But that doesn’t change the fact that some families would benefit from options, particularly the households that can’t afford to pay out of pocket for private schools, therapy or tutoring.

This year, I’m supporting legislation in the Georgia House that takes a first step toward empowering parents. SB 233 came close to passage last year and I’m committed to doing everything I can to see it get to the desk of Gov. Brian Kemp, a strong supporter of the legislation.

This bill would give certain Georgia families -- those whose local public school is in the lowest-performing 25 percent in the state -- $6,500 to put toward private school tuition. Counties that don’t have any schools in this category won’t be affected at all, but for children trapped in underperforming schools, the Promise Scholarship could prove life-changing.

Critics of the law say the program takes money away from public schools, but it actually is a net benefit: While the local school districts won’t receive state tax dollars for students who aren’t enrolled there, they’ll still get the same amount from local property tax dollars, which means more funding per student.

President Joe Biden’s Education Secretary Miguel Cardoza recently came to Atlanta and told news media that parent choice programs will destroy public schools. Such rhetoric might work if we didn’t already have data proving him wrong. As my friend’s example attests, Florida’s law applies universally – far beyond what we’re considering in Georgia – with no collapse of public schools. What we’ve seen there is that newly empowered parents are now fierce advocates for protecting the program that has given their children new opportunities.

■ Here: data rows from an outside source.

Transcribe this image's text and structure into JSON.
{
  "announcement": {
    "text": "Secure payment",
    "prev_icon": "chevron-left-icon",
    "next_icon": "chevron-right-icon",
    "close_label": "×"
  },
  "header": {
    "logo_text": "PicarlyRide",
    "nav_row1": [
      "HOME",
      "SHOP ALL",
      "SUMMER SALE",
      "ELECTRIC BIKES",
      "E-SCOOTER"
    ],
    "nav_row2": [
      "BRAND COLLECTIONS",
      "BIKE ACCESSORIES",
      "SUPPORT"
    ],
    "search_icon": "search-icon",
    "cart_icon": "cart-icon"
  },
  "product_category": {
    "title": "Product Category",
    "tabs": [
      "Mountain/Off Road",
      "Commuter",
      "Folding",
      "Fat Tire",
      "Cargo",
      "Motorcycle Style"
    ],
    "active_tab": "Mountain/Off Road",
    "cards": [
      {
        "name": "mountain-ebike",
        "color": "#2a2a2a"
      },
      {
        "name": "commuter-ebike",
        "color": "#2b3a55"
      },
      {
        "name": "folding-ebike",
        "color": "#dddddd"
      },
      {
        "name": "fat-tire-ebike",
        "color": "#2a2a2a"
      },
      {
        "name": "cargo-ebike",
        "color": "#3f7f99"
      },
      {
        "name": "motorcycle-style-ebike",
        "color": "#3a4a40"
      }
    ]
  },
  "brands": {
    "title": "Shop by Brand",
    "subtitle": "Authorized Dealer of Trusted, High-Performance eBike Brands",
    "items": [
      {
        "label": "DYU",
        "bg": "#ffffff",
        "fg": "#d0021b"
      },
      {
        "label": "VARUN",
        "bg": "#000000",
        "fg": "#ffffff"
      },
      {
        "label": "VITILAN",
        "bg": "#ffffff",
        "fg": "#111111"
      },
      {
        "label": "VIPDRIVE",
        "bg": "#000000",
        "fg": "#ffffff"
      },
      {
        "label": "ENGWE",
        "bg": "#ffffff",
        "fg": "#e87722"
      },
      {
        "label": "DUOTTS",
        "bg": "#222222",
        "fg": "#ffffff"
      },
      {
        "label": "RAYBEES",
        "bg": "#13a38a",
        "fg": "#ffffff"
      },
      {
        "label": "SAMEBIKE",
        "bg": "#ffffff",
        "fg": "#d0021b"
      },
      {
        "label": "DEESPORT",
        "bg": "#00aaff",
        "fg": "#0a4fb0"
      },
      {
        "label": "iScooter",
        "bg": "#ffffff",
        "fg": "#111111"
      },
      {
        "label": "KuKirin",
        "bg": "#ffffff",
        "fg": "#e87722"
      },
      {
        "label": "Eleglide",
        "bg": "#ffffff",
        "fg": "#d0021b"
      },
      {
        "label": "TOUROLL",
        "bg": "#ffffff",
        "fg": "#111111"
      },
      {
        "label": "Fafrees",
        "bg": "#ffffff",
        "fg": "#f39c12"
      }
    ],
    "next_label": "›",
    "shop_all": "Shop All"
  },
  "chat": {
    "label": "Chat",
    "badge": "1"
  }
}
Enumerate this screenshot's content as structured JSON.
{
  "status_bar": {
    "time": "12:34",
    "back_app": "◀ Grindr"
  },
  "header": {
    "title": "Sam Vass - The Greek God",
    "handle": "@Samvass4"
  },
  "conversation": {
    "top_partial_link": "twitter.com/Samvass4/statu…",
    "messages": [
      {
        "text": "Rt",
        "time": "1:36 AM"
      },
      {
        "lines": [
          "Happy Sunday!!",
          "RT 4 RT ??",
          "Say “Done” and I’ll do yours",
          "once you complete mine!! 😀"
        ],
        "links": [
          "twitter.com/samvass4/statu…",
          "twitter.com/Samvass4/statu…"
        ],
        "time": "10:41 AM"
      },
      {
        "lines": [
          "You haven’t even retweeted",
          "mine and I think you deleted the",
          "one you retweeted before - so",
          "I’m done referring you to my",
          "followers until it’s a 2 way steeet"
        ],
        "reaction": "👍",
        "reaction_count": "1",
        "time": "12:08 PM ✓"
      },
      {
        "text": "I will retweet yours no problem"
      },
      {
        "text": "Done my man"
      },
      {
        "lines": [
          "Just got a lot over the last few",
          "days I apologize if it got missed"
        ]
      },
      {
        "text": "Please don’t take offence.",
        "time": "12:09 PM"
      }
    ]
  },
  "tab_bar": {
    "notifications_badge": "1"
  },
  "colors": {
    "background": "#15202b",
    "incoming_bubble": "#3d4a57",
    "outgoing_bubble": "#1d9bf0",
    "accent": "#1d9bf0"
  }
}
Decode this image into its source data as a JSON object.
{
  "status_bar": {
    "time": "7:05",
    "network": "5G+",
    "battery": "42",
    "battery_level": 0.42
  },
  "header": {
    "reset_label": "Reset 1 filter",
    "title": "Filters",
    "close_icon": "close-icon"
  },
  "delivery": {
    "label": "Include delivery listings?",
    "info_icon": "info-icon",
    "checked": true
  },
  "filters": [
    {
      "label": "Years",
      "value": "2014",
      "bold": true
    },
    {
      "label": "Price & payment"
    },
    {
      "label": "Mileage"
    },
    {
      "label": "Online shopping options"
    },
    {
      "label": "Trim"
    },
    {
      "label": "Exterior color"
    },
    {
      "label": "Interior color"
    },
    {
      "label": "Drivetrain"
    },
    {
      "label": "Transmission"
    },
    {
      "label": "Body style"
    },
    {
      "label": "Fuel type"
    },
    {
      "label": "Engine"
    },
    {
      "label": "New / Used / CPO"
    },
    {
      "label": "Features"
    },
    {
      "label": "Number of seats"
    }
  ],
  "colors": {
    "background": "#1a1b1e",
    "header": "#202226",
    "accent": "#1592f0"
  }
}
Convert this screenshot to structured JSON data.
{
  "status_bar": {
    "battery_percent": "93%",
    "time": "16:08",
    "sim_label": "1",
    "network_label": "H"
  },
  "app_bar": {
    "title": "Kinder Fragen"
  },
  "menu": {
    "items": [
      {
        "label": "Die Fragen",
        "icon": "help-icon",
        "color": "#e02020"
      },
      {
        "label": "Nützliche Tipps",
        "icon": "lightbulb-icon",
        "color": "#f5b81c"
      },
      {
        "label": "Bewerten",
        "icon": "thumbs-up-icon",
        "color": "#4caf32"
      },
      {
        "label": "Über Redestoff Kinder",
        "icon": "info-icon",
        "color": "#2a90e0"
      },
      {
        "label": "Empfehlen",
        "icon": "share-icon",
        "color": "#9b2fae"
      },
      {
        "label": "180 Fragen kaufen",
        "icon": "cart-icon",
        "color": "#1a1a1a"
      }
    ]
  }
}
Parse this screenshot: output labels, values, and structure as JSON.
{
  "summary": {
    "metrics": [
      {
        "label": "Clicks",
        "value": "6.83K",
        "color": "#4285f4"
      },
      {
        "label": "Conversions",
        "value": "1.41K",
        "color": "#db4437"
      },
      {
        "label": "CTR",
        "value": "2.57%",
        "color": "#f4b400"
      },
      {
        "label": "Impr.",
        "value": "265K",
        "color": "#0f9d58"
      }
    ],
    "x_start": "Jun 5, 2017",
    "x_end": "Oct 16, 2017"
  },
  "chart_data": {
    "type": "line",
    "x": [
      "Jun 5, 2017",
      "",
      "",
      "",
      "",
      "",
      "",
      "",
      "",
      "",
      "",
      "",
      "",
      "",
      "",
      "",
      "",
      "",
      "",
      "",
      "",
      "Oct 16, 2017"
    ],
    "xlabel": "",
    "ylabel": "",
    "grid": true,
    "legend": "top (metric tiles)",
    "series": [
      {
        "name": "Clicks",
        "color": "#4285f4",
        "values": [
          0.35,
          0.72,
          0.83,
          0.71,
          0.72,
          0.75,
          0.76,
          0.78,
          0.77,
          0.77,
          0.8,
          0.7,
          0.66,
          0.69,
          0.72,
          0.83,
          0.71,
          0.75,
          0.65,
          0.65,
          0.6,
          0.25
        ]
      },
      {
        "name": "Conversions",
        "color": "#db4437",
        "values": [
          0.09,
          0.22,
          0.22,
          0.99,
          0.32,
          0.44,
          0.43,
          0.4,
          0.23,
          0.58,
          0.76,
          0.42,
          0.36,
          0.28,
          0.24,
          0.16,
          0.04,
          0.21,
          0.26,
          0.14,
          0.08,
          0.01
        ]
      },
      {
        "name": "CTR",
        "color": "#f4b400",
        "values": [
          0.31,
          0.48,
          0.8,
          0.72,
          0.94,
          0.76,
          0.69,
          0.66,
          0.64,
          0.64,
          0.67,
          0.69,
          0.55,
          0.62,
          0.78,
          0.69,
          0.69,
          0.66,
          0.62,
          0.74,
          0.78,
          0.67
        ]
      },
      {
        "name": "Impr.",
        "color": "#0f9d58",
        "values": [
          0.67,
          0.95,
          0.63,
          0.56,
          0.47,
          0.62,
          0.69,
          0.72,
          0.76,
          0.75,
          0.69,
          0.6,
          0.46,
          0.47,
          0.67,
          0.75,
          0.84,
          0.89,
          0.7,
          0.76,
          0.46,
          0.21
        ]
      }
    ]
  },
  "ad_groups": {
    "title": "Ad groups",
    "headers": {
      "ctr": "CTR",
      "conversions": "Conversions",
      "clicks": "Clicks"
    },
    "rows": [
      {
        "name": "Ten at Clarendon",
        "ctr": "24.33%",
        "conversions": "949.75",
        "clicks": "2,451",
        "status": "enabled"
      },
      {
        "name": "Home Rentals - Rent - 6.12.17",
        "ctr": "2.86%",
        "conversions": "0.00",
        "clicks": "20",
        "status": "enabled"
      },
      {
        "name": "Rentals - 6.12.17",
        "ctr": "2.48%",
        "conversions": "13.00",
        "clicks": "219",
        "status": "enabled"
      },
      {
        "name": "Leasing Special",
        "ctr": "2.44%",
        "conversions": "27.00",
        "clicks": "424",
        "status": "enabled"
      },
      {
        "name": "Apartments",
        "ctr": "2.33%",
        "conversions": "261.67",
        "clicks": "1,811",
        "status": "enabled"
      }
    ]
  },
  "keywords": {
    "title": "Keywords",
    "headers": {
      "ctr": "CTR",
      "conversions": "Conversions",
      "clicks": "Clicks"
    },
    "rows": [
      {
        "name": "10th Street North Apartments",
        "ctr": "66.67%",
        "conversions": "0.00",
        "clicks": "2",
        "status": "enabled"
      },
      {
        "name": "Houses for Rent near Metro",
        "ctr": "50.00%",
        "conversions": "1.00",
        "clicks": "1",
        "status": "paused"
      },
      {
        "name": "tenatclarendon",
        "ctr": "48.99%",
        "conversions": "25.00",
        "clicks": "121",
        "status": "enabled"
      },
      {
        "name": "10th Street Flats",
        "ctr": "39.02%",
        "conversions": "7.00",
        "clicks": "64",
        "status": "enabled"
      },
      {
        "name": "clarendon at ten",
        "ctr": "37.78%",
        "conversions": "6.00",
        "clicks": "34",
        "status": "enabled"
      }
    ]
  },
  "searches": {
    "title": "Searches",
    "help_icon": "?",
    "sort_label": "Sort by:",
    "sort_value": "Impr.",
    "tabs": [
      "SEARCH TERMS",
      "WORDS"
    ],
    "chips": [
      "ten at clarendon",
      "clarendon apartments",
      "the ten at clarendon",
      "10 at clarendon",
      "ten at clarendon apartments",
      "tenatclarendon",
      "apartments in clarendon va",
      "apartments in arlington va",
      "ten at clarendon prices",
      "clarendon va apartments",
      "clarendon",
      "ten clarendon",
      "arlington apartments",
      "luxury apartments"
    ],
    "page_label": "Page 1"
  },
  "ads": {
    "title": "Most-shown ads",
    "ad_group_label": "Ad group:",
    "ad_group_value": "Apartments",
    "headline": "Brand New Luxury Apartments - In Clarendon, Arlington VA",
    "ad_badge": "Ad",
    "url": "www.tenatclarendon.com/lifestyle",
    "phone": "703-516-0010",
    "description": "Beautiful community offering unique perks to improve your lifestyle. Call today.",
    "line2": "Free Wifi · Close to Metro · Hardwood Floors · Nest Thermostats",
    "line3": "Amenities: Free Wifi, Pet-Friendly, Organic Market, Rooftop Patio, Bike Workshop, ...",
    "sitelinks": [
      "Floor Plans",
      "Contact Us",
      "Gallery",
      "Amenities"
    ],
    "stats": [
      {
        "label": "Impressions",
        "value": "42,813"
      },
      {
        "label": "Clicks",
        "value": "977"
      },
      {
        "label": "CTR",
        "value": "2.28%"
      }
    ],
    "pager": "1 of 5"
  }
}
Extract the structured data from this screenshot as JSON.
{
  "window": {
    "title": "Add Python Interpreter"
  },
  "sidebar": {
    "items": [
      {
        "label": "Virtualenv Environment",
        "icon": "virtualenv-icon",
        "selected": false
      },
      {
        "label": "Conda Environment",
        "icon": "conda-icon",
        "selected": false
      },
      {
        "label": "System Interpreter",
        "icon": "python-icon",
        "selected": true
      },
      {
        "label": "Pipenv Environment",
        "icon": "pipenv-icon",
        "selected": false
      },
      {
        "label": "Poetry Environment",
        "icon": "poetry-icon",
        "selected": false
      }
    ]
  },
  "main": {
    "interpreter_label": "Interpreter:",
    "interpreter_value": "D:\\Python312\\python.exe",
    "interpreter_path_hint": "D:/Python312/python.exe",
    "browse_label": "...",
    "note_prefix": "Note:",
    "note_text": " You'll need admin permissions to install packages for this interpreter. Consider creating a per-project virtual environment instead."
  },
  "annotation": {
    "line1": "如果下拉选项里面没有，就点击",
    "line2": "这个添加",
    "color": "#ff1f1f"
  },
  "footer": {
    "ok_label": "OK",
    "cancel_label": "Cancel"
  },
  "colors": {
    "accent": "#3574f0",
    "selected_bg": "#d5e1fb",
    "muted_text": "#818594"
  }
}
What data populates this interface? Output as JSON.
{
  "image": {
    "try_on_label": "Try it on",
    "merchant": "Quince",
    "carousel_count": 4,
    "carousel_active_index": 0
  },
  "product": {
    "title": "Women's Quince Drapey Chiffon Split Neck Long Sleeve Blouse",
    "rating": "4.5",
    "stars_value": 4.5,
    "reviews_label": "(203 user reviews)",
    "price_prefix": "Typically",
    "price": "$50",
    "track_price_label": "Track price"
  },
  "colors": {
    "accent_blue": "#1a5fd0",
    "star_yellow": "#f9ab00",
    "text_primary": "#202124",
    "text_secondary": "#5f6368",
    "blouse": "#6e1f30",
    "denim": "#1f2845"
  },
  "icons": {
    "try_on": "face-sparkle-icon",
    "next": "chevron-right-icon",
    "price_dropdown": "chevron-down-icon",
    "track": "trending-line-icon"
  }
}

I want those opportunities for Georgia’s kids and I’m thrilled that we’re starting with the children who need options the most. It’s time for Georgia to catch up with its pioneering neighbors and let tax dollars follow the child, not systems that are failing them.

Rep. Jan Jones, R-Milton, is speaker pro tem of the Georgia House of Representatives.